K–NFB Reading Technology, a joint venture between Kurzweil Technologies and the National Federation of the Blind, has propelled reading technology forward for the last 30 years with the invention of omnifont OCR, flatbed scanners, text-to-speech technology, and reading machines for the blind. Now K-NFB is redefining the boundaries of the printed word via Blio – a new generation in eReading software. This free application works across platforms and presents books as they are intended: in full color and as laid out by the publisher.
The goal for the Blio Windows Phone 7 project was to provide a mobile version of a smart, intelligent e-reader that provides the same layout, fonts, and full-color images that you enjoy in the print version of your favorite titles. Blio also provides the ability to read aloud to the user, highlighting each word as it goes, so you can follow along. This and much more was accomplished by a combined Wintellect and K-NFB team using Microsoft’s latest client technologies.
Blio is a showcase e-reader both in the application space as well on the technical platforms it is built upon. Because of its importance to Kurzwiel and the National Federation of the Blind, Blio needed to look, feel, and perform better than anything else on the market. Wintellect used proven patterns and best practices during the development of Blio, implementing an engaging look and feel that also performs wonderfully. Blio has been successfully released in several different variations including a WPF application available for free download and a specialized version customized to run specifically on Toshiba laptops. The Windows Phone 7 Blio release successfully leveraged the existing Silverlight technology on the desktop to create an engaging, immersive experience on the phone.

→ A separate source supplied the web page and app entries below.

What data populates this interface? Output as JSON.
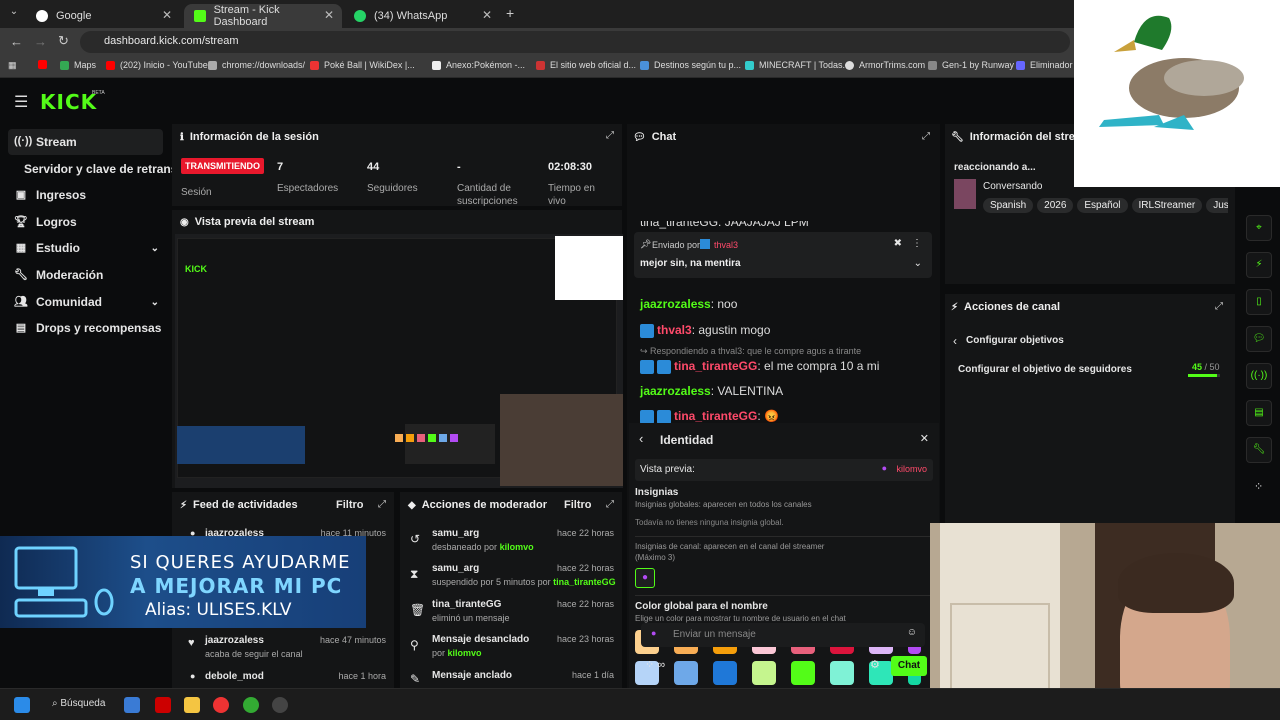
{
  "browser": {
    "tabs": [
      {
        "label": "Google"
      },
      {
        "label": "Stream - Kick Dashboard"
      },
      {
        "label": "(34) WhatsApp"
      }
    ],
    "url": "dashboard.kick.com/stream",
    "bookmarks": [
      "Maps",
      "(202) Inicio - YouTube",
      "chrome://downloads/",
      "Poké Ball | WikiDex |...",
      "Anexo:Pokémon -...",
      "El sitio web oficial d...",
      "Destinos según tu p...",
      "MINECRAFT | Todas...",
      "ArmorTrims.com",
      "Gen-1 by Runway",
      "Eliminador d"
    ]
  },
  "logo": "KICK",
  "logo_badge": "BETA",
  "sidebar": {
    "items": [
      {
        "label": "Stream"
      },
      {
        "label": "Servidor y clave de retransmisión"
      },
      {
        "label": "Ingresos"
      },
      {
        "label": "Logros"
      },
      {
        "label": "Estudio"
      },
      {
        "label": "Moderación"
      },
      {
        "label": "Comunidad"
      },
      {
        "label": "Drops y recompensas"
      }
    ]
  },
  "session": {
    "title": "Información de la sesión",
    "status": "TRANSMITIENDO",
    "status_label": "Sesión",
    "viewers": "7",
    "viewers_label": "Espectadores",
    "followers": "44",
    "followers_label": "Seguidores",
    "subs": "-",
    "subs_label": "Cantidad de suscripciones",
    "time": "02:08:30",
    "time_label": "Tiempo en vivo"
  },
  "preview": {
    "title": "Vista previa del stream"
  },
  "overlay_banner": {
    "line1": "SI QUERES AYUDARME",
    "line2": "A MEJORAR MI PC",
    "line3": "Alias: ULISES.KLV"
  },
  "activity": {
    "title": "Feed de actividades",
    "filter": "Filtro",
    "rows": [
      {
        "user": "jaazrozaless",
        "text": "",
        "time": "hace 11 minutos"
      },
      {
        "user": "jaazrozaless",
        "text": "acaba de seguir el canal",
        "time": "hace 47 minutos"
      },
      {
        "user": "debole_mod",
        "text": "",
        "time": "hace 1 hora"
      }
    ]
  },
  "mod_actions": {
    "title": "Acciones de moderador",
    "filter": "Filtro",
    "rows": [
      {
        "user": "samu_arg",
        "text": "desbaneado por",
        "by": "kilomvo",
        "time": "hace 22 horas"
      },
      {
        "user": "samu_arg",
        "text": "suspendido por 5 minutos por",
        "by": "tina_tiranteGG",
        "time": "hace 22 horas"
      },
      {
        "user": "tina_tiranteGG",
        "text": "eliminó un mensaje",
        "by": "",
        "time": "hace 22 horas"
      },
      {
        "user": "Mensaje desanclado",
        "text": "por",
        "by": "kilomvo",
        "time": "hace 23 horas"
      },
      {
        "user": "Mensaje anclado",
        "text": "",
        "by": "",
        "time": "hace 1 día"
      }
    ]
  },
  "chat": {
    "title": "Chat",
    "top_partial": "tina_tiranteGG: JAAJAJAJ LPM",
    "pinned_by": "Enviado por",
    "pinned_user": "thval3",
    "pinned_msg": "mejor sin, na mentira",
    "messages": [
      {
        "user": "jaazrozaless",
        "text": ": noo"
      },
      {
        "user": "thval3",
        "text": ": agustin mogo"
      },
      {
        "user": "tina_tiranteGG",
        "text": ": el me compra 10 a mi"
      },
      {
        "user": "jaazrozaless",
        "text": ": VALENTINA"
      },
      {
        "user": "tina_tiranteGG",
        "text": ": 😡"
      }
    ],
    "reply_note": "Respondiendo a thval3: que le compre agus a tirante",
    "identity": {
      "title": "Identidad",
      "preview_label": "Vista previa:",
      "preview_user": "kilomvo",
      "badges_title": "Insignias",
      "global_badges": "Insignias globales: aparecen en todos los canales",
      "no_badges": "Todavía no tienes ninguna insignia global.",
      "channel_badges": "Insignias de canal: aparecen en el canal del streamer",
      "max": "(Máximo 3)",
      "color_title": "Color global para el nombre",
      "color_sub": "Elige un color para mostrar tu nombre de usuario en el chat",
      "colors": [
        "#fcd08e",
        "#f8ad55",
        "#f59e0b",
        "#fbc7d6",
        "#e8607c",
        "#dc143c",
        "#ddb5f7",
        "#b24bf3",
        "#b5d4f8",
        "#6ea8e8",
        "#1f78d8",
        "#c5f58e",
        "#53fc18",
        "#7ff2d6",
        "#2ee6b8",
        "#14d8a3"
      ]
    },
    "input_placeholder": "Enviar un mensaje",
    "send_label": "Chat"
  },
  "stream_info": {
    "title": "Información del stream",
    "stream_title": "reaccionando a...",
    "category": "Conversando",
    "tags": [
      "Spanish",
      "2026",
      "Español",
      "IRLStreamer",
      "JustC"
    ]
  },
  "channel_actions": {
    "title": "Acciones de canal",
    "back": "Configurar objetivos",
    "goal_label": "Configurar el objetivo de seguidores",
    "goal_current": "45",
    "goal_total": "/ 50",
    "goal_progress": 0.9
  },
  "taskbar": {
    "search": "Búsqueda"
  }
}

K–NFB needed a partner that was highly skilled in Silverlight on both the desktop and the phone. K-NFB had a critical business need to get Blio developed on a timely schedule and done right the first time. Wintellect has a proven track record of delivering best of breed solutions on both platforms, and we have been involved in and delivering solutions for Silverlight and Windows Phone 7 since their inception.
The Blio project for the Windows Phone 7 platform represented a challenging technical application for a small form-factor device with touch capability. An e-reader has a surprisingly large degree of complexity around user interaction, input, and rendering on a standard platform, but even more so on a small display.
Much of the development success can be attributed to best practices such as a clear separation of concerns using the MVVM (Model-View-ViewModel) pattern and UI virtualization. Specifically, usage of the MVVM pattern allowed for faster time to market due to cleaner source that was more conducive to the team development environment. This separation facilitated code reuse and sharing through the different technology platforms. Additional successes came in the form of increased productivity via best practices for localization, accessibility, and general user interface construction guidelines for visuals in a small form-factor touch application.